Once again the right of taxpayers to see the results of NIH research they paid for promptly was hobbled to protect the profits of publishing companies. Surprize, surprize! From the WP:
An ambitious proposal to make the results of federally funded medical research
available to the public quickly and for free has been scaled back by the
National Institutes of Health under pressure from scientific publishers, who
argued that the plan would eat into their profits and harm the scientific
enterprise they support.
The initial plan, encouraged by Congress and hailed by patient advocacy groups,
called for the results of NIH-funded research to be posted on a publicly
accessible Web site within six months after they are published in a scientific
journal. Most research results now are available only by subscription to the
journal — at a cost that often reaches into the thousands of dollars — or on a
pay-per-article basis that can cost $100 or more for two or three articles.
In the final version of the plan, however, the recommended six-month deadline
for posting results has been stretched to a year. That change has angered many
advocates of public access, who have argued it isn’t fair that taxpayers must
either wait or ante up to see the results of research they have already paid
Several business coalitions — including the Association of American Publishers,
whose president is Patricia Schroeder, a former congresswoman from Colorado —
had lobbied strenuously against the initial proposal, which they said would
jeopardize many journals’ existence by undercutting their paid subscriber

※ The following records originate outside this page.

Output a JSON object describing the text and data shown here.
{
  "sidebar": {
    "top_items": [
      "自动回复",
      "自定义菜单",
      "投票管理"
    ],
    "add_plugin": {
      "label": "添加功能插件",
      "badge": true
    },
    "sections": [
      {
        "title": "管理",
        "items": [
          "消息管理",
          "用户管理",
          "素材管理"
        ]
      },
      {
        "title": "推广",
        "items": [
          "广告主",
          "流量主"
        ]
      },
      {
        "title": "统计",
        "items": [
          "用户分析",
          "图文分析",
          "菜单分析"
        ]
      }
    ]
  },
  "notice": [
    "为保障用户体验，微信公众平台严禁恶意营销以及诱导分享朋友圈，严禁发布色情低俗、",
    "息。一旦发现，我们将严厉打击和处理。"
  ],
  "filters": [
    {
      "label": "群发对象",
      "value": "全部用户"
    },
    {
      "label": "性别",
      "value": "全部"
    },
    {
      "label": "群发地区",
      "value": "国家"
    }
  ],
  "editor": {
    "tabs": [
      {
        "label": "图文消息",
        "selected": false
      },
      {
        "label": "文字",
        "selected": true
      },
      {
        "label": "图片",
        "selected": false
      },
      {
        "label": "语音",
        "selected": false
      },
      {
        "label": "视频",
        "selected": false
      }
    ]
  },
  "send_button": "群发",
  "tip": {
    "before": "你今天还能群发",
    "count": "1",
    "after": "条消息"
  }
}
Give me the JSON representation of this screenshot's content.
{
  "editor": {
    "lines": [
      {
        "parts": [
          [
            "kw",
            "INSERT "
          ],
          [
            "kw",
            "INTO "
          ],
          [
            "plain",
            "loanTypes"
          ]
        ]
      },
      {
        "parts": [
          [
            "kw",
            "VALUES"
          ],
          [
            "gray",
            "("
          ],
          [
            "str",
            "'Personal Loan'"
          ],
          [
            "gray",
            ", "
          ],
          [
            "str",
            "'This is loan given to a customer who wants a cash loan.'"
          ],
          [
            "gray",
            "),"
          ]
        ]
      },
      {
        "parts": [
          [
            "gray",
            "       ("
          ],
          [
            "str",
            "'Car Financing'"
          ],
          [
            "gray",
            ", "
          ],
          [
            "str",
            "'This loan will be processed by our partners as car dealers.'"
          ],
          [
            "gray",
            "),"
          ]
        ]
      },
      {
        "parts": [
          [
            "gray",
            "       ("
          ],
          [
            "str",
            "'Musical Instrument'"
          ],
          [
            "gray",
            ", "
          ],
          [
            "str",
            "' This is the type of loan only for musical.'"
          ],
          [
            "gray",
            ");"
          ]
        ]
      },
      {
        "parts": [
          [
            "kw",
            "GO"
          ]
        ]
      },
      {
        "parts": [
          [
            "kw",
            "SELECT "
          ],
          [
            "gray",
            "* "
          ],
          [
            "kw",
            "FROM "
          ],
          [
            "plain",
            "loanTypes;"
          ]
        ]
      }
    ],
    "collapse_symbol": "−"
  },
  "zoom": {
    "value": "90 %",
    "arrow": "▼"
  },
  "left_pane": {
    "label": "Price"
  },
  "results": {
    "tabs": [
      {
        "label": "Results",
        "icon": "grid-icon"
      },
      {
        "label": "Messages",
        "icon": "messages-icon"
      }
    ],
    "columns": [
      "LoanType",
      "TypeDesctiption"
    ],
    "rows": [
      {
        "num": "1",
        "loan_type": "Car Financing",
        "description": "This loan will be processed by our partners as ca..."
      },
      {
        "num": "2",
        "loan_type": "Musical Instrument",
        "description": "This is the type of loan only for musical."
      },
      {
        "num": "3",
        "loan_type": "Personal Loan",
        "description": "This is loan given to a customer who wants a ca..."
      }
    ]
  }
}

"The publishers were crawling all over the place," said Rick Johnson,
director of the Scholarly Publishing and Academic Resources Coalition, an
alliance of academic and research libraries trying to change the current system.
He and others have argued that few scientists or libraries would cancel their
subscriptions just because NIH-funded content was available free elsewhere,
because such research represents only a fraction of the content of most
NIH Director Elias A. Zerhouni denied that the agency had buckled under industry
pressure. Zerhouni said in a telephone interview that there are so many
different kinds of publishers — including many nonprofit publishers run by
scientific societies, which reinvest their profits in scientific and educational
endeavors — that it did not make sense to demand a six-month release deadline
"I could not prove that a six-month deadline would not harm a
significant part of the industry," Zerhouni said. "The new policy continues to
call for release of information as soon as possible after publication, but it
really leaves it in the hands of the scientists to decide when. What’s important
is that we’re creating a precedent in which the agency that funds medical
research is establishing a public database containing all its scientific output.
I am certain that over time people will see this as a win-win."
But what interests me is–in great contrast to when I joined the Society 30 years ago–how much access to medical and scientific information has grown with the Internet. When I was hired it was practically a firing offense to give any of our "professional" literature to a layman. They said "it’ll only confuse them and cause anxiety." Boy has that rationale gone away.